BEIJING (Reuters) - U.S. aluminum foil producers have filed petitions with their government accusing Chinese manufacturers of dumping the product in the United States, the first such case since the inauguration of U.S. President Donald Trump.
The move comes a week before Rex Tillerson makes his maiden trip to China as U.S. Secretary of State, amid festering tensions between the world’s top two economies over aluminum and steel trade.
Responding to the move, China’s Commerce Ministry said on Friday that the United States should act with caution.
“China hopes the U.S.-side will not readily resort to using trade rescue measures,” it said.
The U.S Aluminum Association on Thursday filed anti-dumping and countervailing duty petitions charging that unfairly traded Chinese imports of certain kinds of aluminum foil, used to make packaging for everything from crisps to yoghurts, are causing “material injury” to the domestic industry.
It said its latest action was part of the industry’s broad trade strategy to address overcapacity in top producer China. China produces over half the world’s aluminum.
The U.S. Commerce Department has 20 days to decide whether to launch a probe and the U.S. International Trade Commission will reach a preliminary determination within 45 days. A final ruling is expected in the first quarter of 2018.
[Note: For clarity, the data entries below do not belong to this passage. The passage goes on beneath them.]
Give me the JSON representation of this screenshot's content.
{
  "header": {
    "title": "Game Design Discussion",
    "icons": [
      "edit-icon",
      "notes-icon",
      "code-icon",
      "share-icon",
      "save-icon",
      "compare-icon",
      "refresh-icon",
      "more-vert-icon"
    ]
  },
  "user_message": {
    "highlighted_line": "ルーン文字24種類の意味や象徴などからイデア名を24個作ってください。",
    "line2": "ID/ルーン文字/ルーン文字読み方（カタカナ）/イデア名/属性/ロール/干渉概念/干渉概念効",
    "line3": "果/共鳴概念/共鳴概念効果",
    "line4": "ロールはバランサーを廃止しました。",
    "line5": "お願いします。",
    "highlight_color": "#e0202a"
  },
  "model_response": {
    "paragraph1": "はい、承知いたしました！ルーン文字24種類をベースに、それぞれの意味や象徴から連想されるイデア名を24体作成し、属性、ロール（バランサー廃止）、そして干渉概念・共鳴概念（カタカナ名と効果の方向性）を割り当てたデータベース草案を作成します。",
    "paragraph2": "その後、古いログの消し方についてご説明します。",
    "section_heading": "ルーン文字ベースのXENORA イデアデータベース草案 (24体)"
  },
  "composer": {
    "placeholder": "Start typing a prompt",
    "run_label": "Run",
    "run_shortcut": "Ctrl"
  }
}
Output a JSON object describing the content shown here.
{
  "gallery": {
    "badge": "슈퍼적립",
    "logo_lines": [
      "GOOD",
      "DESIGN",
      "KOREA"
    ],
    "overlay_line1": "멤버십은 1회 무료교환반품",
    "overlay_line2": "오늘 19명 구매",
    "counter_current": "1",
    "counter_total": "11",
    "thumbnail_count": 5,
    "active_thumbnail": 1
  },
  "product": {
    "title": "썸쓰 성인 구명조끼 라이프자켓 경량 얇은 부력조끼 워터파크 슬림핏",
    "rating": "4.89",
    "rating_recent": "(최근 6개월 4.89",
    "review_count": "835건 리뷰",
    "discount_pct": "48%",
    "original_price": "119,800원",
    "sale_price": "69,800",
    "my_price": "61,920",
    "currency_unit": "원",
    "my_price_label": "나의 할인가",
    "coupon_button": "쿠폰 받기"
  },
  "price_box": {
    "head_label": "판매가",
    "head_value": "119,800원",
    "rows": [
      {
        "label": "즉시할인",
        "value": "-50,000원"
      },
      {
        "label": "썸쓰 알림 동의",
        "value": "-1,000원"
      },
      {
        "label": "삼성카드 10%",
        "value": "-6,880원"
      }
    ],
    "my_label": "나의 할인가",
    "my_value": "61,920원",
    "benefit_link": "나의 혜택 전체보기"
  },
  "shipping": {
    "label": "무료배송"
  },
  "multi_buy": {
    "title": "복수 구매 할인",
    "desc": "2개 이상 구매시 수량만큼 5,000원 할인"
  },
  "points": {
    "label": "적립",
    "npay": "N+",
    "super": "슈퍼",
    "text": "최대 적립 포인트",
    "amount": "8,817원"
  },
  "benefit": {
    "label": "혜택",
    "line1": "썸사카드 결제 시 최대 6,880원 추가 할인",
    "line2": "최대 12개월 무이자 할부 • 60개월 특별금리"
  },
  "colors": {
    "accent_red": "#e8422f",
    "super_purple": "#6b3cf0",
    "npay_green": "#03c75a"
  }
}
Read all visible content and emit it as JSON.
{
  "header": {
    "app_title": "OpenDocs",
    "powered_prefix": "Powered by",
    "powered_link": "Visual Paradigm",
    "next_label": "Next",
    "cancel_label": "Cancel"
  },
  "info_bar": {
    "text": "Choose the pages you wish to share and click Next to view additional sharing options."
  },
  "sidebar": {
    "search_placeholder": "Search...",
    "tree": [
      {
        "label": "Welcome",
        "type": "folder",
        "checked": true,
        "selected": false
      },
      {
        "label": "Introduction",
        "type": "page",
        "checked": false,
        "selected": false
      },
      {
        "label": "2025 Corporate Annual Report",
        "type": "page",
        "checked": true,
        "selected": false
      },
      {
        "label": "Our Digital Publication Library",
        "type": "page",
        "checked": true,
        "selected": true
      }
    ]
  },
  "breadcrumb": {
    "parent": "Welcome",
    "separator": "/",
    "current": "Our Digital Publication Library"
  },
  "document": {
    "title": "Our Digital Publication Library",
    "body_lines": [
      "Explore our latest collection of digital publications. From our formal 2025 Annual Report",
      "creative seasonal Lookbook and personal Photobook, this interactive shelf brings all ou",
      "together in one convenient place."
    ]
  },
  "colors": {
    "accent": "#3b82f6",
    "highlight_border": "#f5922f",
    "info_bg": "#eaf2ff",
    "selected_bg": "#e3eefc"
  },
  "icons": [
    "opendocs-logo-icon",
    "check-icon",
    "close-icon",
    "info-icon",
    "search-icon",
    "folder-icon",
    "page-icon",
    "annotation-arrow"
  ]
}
Trump has pledged to reduce U.S. trade deficits with China as a top priority and to impose punitive tariffs on Chinese goods coming into the United States.
“(The move) reflects both the intensive injury being suffered by U.S. aluminum foil producers and also our commitment to ensuring that trade laws are enforced to create a level playing field for domestic producers,” said Heidi Brock, President and Chief Executive of the Aluminum Association.
Top Chinese foil producers Dingsheng Aluminum Group, Xiashun Holdings Ltd, Jiangsu Dingsheng New Energy Materials Co Ltd and SNTO Group were not available for comment.
China exported 1.1 million tonnes of foil last year, up 13 percent from 2015 and more than double levels at the turn of the decade.
The world’s top rolled products maker, Novelis, exited the U.S. commodity foil and wrap business, alongside other smaller companies in recent years, targeting higher-margin markets like automotives.
This is the latest U.S. complaint that China is exporting excess capacity abroad.
Just before leaving office, the Obama administration launched a new complaint against Chinese aluminum subsidies at the World Trade Organization, accusing Beijing of artificially expanding its global market share with cheap state-directed loans and subsidized energy.
Washington increased duties on aluminum extrusions in 2015.
Reporting by Josephine Mason and Judy Hua; additional reporting by Ruby Lian; Editing by Richard Pullin and Joseph Radford